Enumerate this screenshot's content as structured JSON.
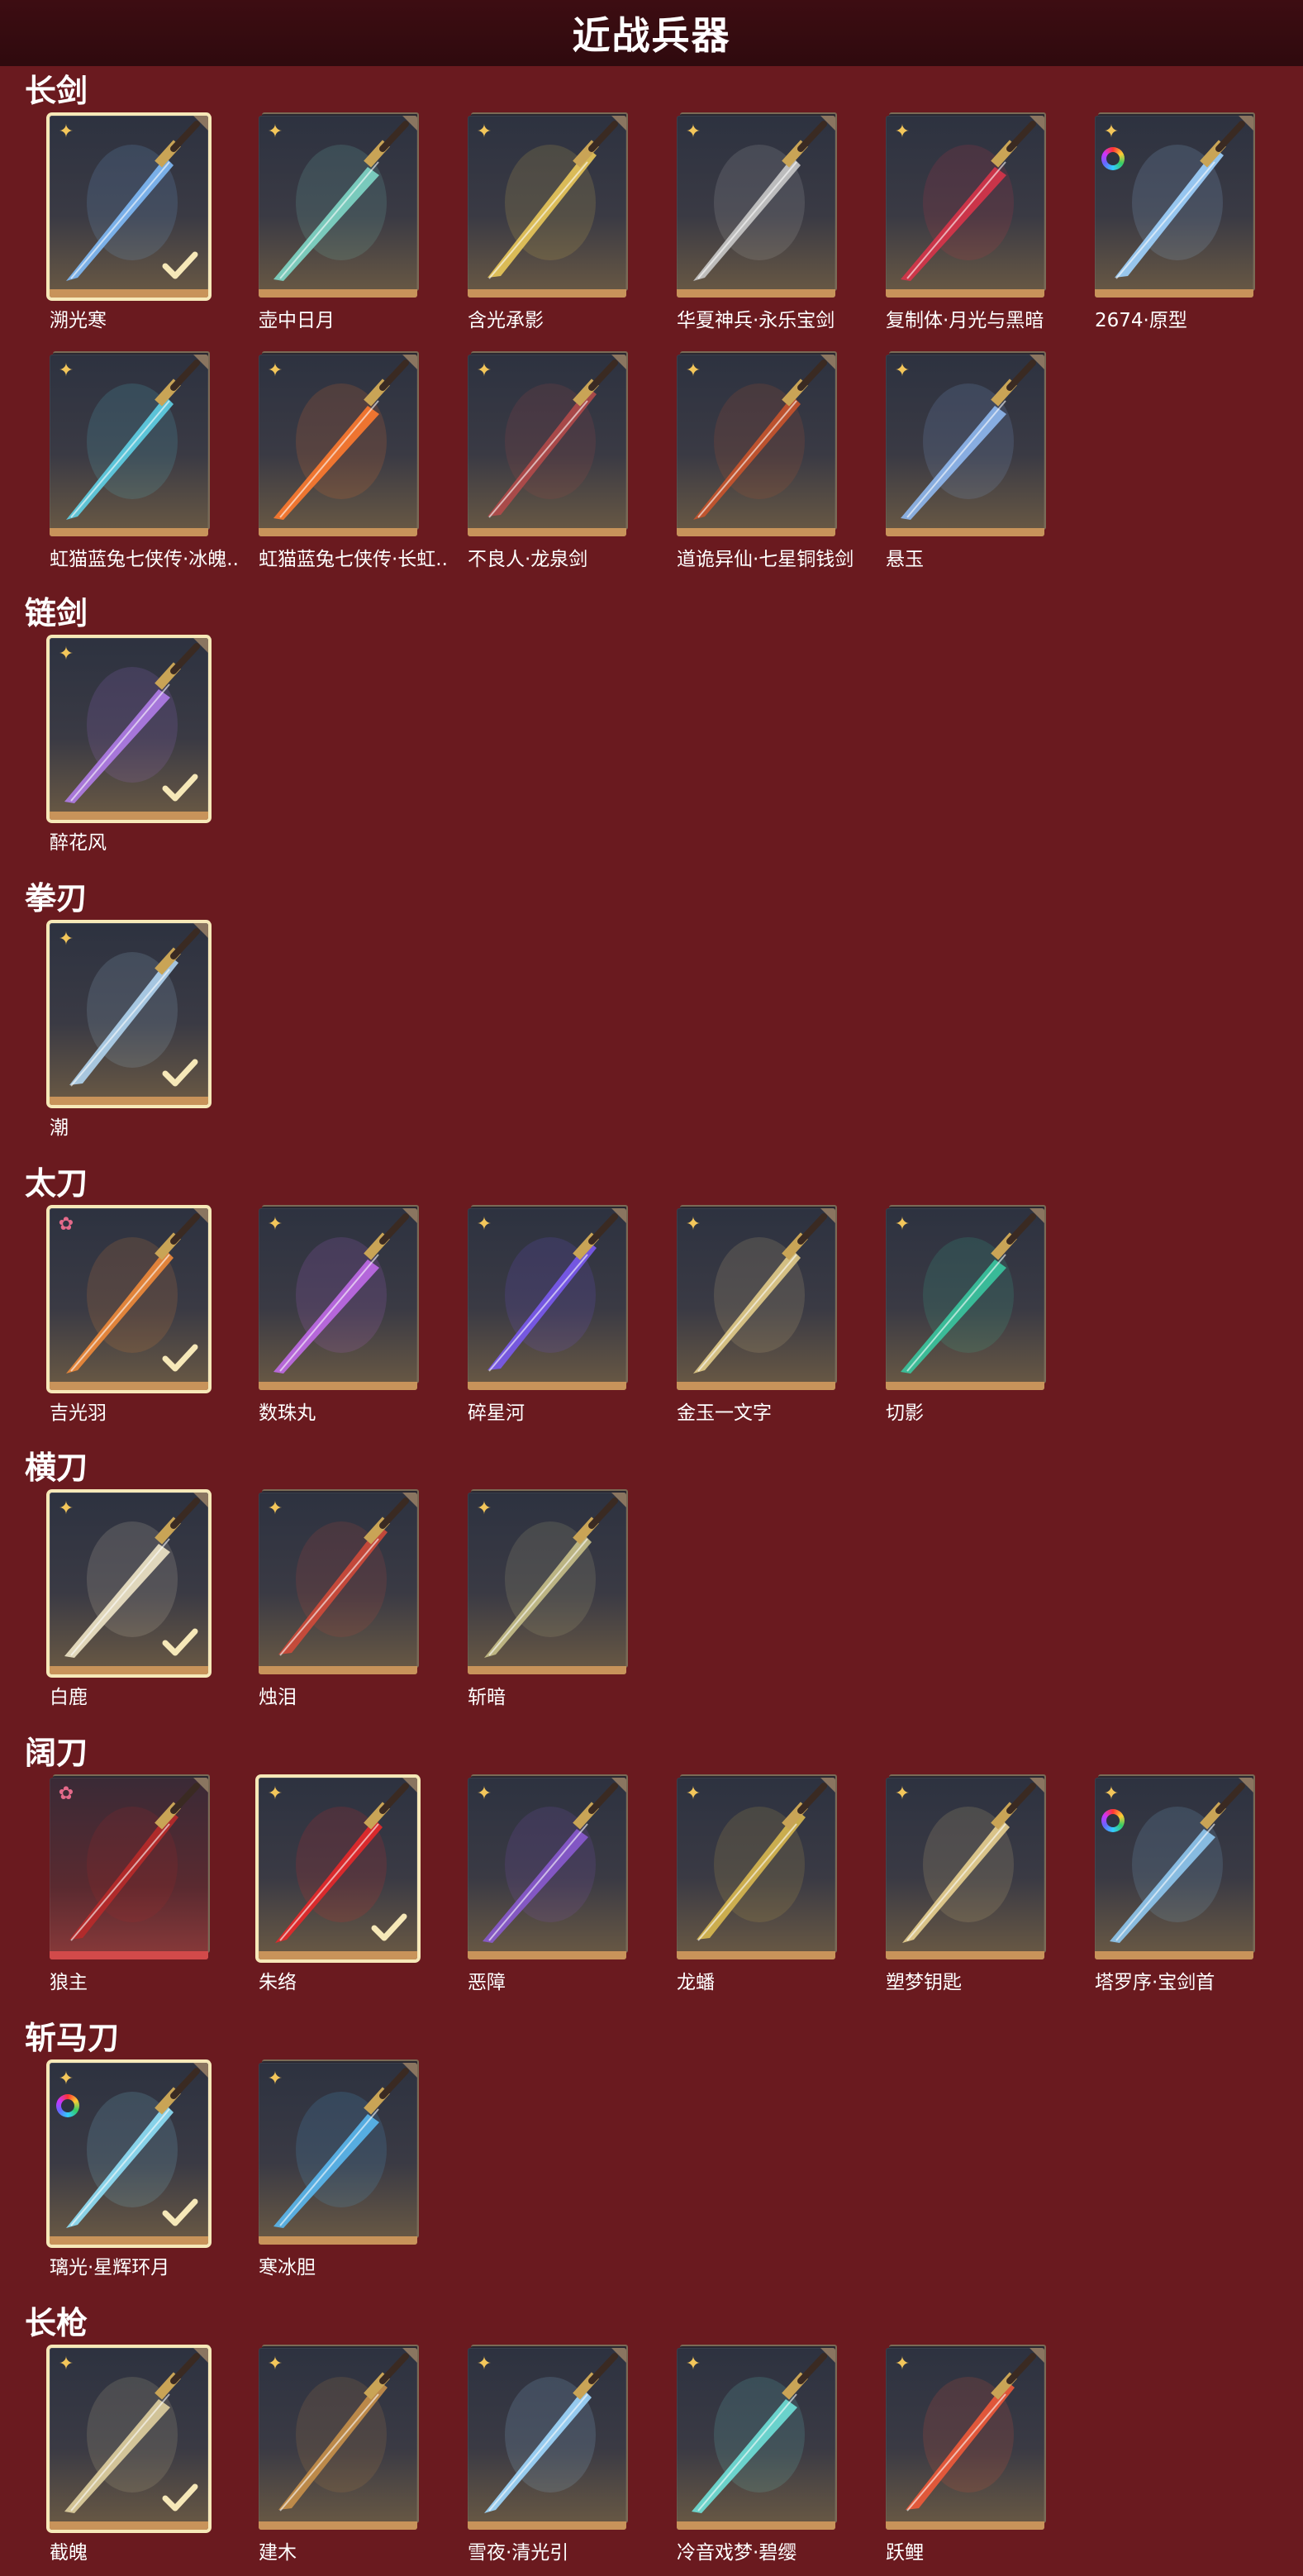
{
  "header": {
    "title": "近战兵器"
  },
  "sections": [
    {
      "title": "长剑",
      "items": [
        {
          "name": "溯光寒",
          "selected": true,
          "tier": "gold",
          "accent": "#7fbaf7"
        },
        {
          "name": "壶中日月",
          "tier": "gold",
          "accent": "#7fd7c8"
        },
        {
          "name": "含光承影",
          "tier": "gold",
          "accent": "#e9c85a"
        },
        {
          "name": "华夏神兵·永乐宝剑",
          "tier": "gold",
          "accent": "#c9c9c9"
        },
        {
          "name": "复制体·月光与黑暗",
          "tier": "gold",
          "accent": "#d8344a"
        },
        {
          "name": "2674·原型",
          "tier": "gold",
          "prism": true,
          "accent": "#9fd3ff"
        },
        {
          "name": "虹猫蓝兔七侠传·冰魄..",
          "tier": "gold",
          "accent": "#5fd0e6"
        },
        {
          "name": "虹猫蓝兔七侠传·长虹..",
          "tier": "gold",
          "accent": "#ff7a2f"
        },
        {
          "name": "不良人·龙泉剑",
          "tier": "gold",
          "accent": "#b34a4a"
        },
        {
          "name": "道诡异仙·七星铜钱剑",
          "tier": "gold",
          "accent": "#c9542c"
        },
        {
          "name": "悬玉",
          "tier": "gold",
          "accent": "#8fb8f0"
        }
      ]
    },
    {
      "title": "链剑",
      "items": [
        {
          "name": "醉花风",
          "selected": true,
          "tier": "gold",
          "accent": "#b07ce8"
        }
      ]
    },
    {
      "title": "拳刃",
      "items": [
        {
          "name": "潮",
          "selected": true,
          "tier": "gold",
          "accent": "#b0d4f0"
        }
      ]
    },
    {
      "title": "太刀",
      "items": [
        {
          "name": "吉光羽",
          "selected": true,
          "tier": "pink",
          "accent": "#f08a3a"
        },
        {
          "name": "数珠丸",
          "tier": "gold",
          "accent": "#c06ae8"
        },
        {
          "name": "碎星河",
          "tier": "gold",
          "accent": "#7a5af0"
        },
        {
          "name": "金玉一文字",
          "tier": "gold",
          "accent": "#e2cc8a"
        },
        {
          "name": "切影",
          "tier": "gold",
          "accent": "#3ac6a0"
        }
      ]
    },
    {
      "title": "横刀",
      "items": [
        {
          "name": "白鹿",
          "selected": true,
          "tier": "gold",
          "accent": "#efe6c8"
        },
        {
          "name": "烛泪",
          "tier": "gold",
          "accent": "#d04a3a"
        },
        {
          "name": "斩暗",
          "tier": "gold",
          "accent": "#c8c08a"
        }
      ]
    },
    {
      "title": "阔刀",
      "items": [
        {
          "name": "狼主",
          "tier": "pink",
          "red": true,
          "accent": "#b82a2a"
        },
        {
          "name": "朱络",
          "selected": true,
          "tier": "gold",
          "accent": "#e8282a"
        },
        {
          "name": "恶障",
          "tier": "gold",
          "accent": "#8a5ad0"
        },
        {
          "name": "龙蟠",
          "tier": "gold",
          "accent": "#d8b850"
        },
        {
          "name": "塑梦钥匙",
          "tier": "gold",
          "accent": "#e8d090"
        },
        {
          "name": "塔罗序·宝剑首",
          "tier": "gold",
          "prism": true,
          "accent": "#8fc8f0"
        }
      ]
    },
    {
      "title": "斩马刀",
      "items": [
        {
          "name": "璃光·星辉环月",
          "selected": true,
          "tier": "gold",
          "prism": true,
          "accent": "#8fe0f8"
        },
        {
          "name": "寒冰胆",
          "tier": "gold",
          "accent": "#5ab8f0"
        }
      ]
    },
    {
      "title": "长枪",
      "items": [
        {
          "name": "截魄",
          "selected": true,
          "tier": "gold",
          "accent": "#e0d0a0"
        },
        {
          "name": "建木",
          "tier": "gold",
          "accent": "#c8904a"
        },
        {
          "name": "雪夜·清光引",
          "tier": "gold",
          "accent": "#9fd8ff"
        },
        {
          "name": "冷音戏梦·碧缨",
          "tier": "gold",
          "accent": "#6fe0d8"
        },
        {
          "name": "跃鲤",
          "tier": "gold",
          "accent": "#f05a3a"
        }
      ]
    }
  ],
  "colors": {
    "background": "#6a1a1f",
    "header": "#2f0a0e",
    "card_bottom_gold": "#c8935a",
    "card_bottom_red": "#d24a4a",
    "selected_border": "#f6e8b8",
    "checkmark": "#f6e8b8"
  },
  "icons": {
    "rank": "four-point-star-icon",
    "rank_pink": "flower-icon",
    "prism": "rainbow-ring-icon",
    "selected": "checkmark-icon"
  }
}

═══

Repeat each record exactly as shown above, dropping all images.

> RESULT OF THE EXERCISE:
Enumerate this screenshot's content as structured JSON.
{
  "header": {
    "title": "近战兵器"
  },
  "sections": [
    {
      "title": "长剑",
      "items": [
        {
          "name": "溯光寒",
          "selected": true,
          "tier": "gold",
          "accent": "#7fbaf7"
        },
        {
          "name": "壶中日月",
          "tier": "gold",
          "accent": "#7fd7c8"
        },
        {
          "name": "含光承影",
          "tier": "gold",
          "accent": "#e9c85a"
        },
        {
          "name": "华夏神兵·永乐宝剑",
          "tier": "gold",
          "accent": "#c9c9c9"
        },
        {
          "name": "复制体·月光与黑暗",
          "tier": "gold",
          "accent": "#d8344a"
        },
        {
          "name": "2674·原型",
          "tier": "gold",
          "prism": true,
          "accent": "#9fd3ff"
        },
        {
          "name": "虹猫蓝兔七侠传·冰魄..",
          "tier": "gold",
          "accent": "#5fd0e6"
        },
        {
          "name": "虹猫蓝兔七侠传·长虹..",
          "tier": "gold",
          "accent": "#ff7a2f"
        },
        {
          "name": "不良人·龙泉剑",
          "tier": "gold",
          "accent": "#b34a4a"
        },
        {
          "name": "道诡异仙·七星铜钱剑",
          "tier": "gold",
          "accent": "#c9542c"
        },
        {
          "name": "悬玉",
          "tier": "gold",
          "accent": "#8fb8f0"
        }
      ]
    },
    {
      "title": "链剑",
      "items": [
        {
          "name": "醉花风",
          "selected": true,
          "tier": "gold",
          "accent": "#b07ce8"
        }
      ]
    },
    {
      "title": "拳刃",
      "items": [
        {
          "name": "潮",
          "selected": true,
          "tier": "gold",
          "accent": "#b0d4f0"
        }
      ]
    },
    {
      "title": "太刀",
      "items": [
        {
          "name": "吉光羽",
          "selected": true,
          "tier": "pink",
          "accent": "#f08a3a"
        },
        {
          "name": "数珠丸",
          "tier": "gold",
          "accent": "#c06ae8"
        },
        {
          "name": "碎星河",
          "tier": "gold",
          "accent": "#7a5af0"
        },
        {
          "name": "金玉一文字",
          "tier": "gold",
          "accent": "#e2cc8a"
        },
        {
          "name": "切影",
          "tier": "gold",
          "accent": "#3ac6a0"
        }
      ]
    },
    {
      "title": "横刀",
      "items": [
        {
          "name": "白鹿",
          "selected": true,
          "tier": "gold",
          "accent": "#efe6c8"
        },
        {
          "name": "烛泪",
          "tier": "gold",
          "accent": "#d04a3a"
        },
        {
          "name": "斩暗",
          "tier": "gold",
          "accent": "#c8c08a"
        }
      ]
    },
    {
      "title": "阔刀",
      "items": [
        {
          "name": "狼主",
          "tier": "pink",
          "red": true,
          "accent": "#b82a2a"
        },
        {
          "name": "朱络",
          "selected": true,
          "tier": "gold",
          "accent": "#e8282a"
        },
        {
          "name": "恶障",
          "tier": "gold",
          "accent": "#8a5ad0"
        },
        {
          "name": "龙蟠",
          "tier": "gold",
          "accent": "#d8b850"
        },
        {
          "name": "塑梦钥匙",
          "tier": "gold",
          "accent": "#e8d090"
        },
        {
          "name": "塔罗序·宝剑首",
          "tier": "gold",
          "prism": true,
          "accent": "#8fc8f0"
        }
      ]
    },
    {
      "title": "斩马刀",
      "items": [
        {
          "name": "璃光·星辉环月",
          "selected": true,
          "tier": "gold",
          "prism": true,
          "accent": "#8fe0f8"
        },
        {
          "name": "寒冰胆",
          "tier": "gold",
          "accent": "#5ab8f0"
        }
      ]
    },
    {
      "title": "长枪",
      "items": [
        {
          "name": "截魄",
          "selected": true,
          "tier": "gold",
          "accent": "#e0d0a0"
        },
        {
          "name": "建木",
          "tier": "gold",
          "accent": "#c8904a"
        },
        {
          "name": "雪夜·清光引",
          "tier": "gold",
          "accent": "#9fd8ff"
        },
        {
          "name": "冷音戏梦·碧缨",
          "tier": "gold",
          "accent": "#6fe0d8"
        },
        {
          "name": "跃鲤",
          "tier": "gold",
          "accent": "#f05a3a"
        }
      ]
    }
  ],
  "colors": {
    "background": "#6a1a1f",
    "header": "#2f0a0e",
    "card_bottom_gold": "#c8935a",
    "card_bottom_red": "#d24a4a",
    "selected_border": "#f6e8b8",
    "checkmark": "#f6e8b8"
  },
  "icons": {
    "rank": "four-point-star-icon",
    "rank_pink": "flower-icon",
    "prism": "rainbow-ring-icon",
    "selected": "checkmark-icon"
  }
}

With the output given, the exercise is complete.